On Friday, UN High Commissioner for Human Rights Navi Pillay issued a warning against threatening Sri Lankan activists.
According to Pillay, the run-up to the UNHRC vote in Geneva was marked by "an unprecedented and totally unacceptable level of threats, harassment and intimidation directed at Sri Lankan activists who had travelled to Geneva to engage in the debate, including by members of the 71-member official Sri Lankan government delegation”.
Spokesperson of the Office of the High Commissioner of Human Rights, Rupert Colville, said: "They (Activists) were abused in many way verbally, there were text messages, telephone calls, accosted in corridors...there were even incidents outside the UN premises as well as inside wry intimidating filming and photography taking place...people putting cameras right in people faces...against the rules...I mean that`s not supposed to be happening on these events".
In the meantime, Pillay said: Sri Lankan media outlets have been running a "continuous campaign of vilification, including naming and in many cases picturing activists, describing them as an `NGO gang` and repeatedly accusing them of treason, mercenary activities and association with terrorism.
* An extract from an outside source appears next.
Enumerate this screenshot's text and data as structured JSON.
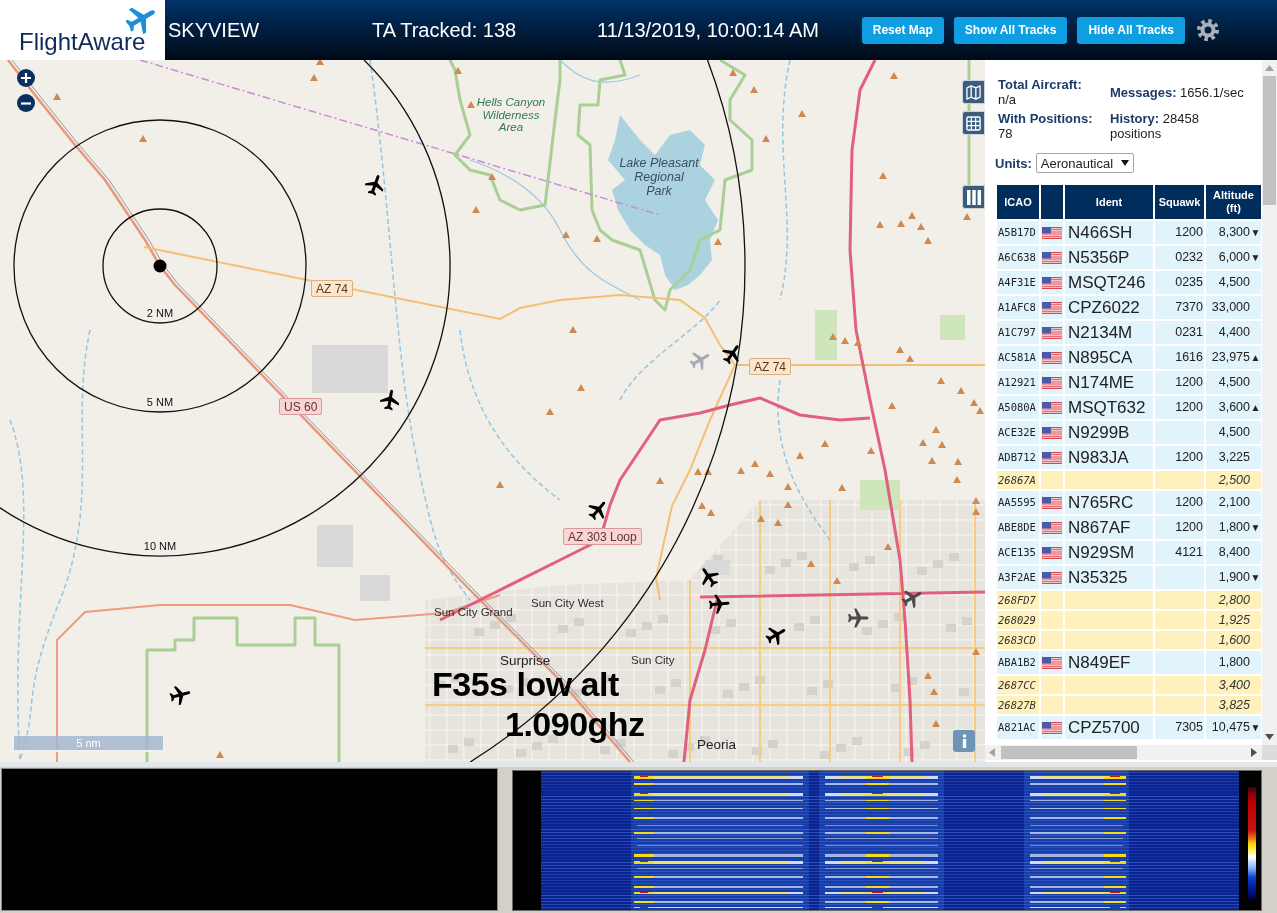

Some of these reports have contained barely veiled incitement and threats of retaliation".
"There must be no reprisals against Sri Lankan human rights defenders in the aftermath of yesterday`s adoption by the human rights council of a resolution on Sri Lanka," she added.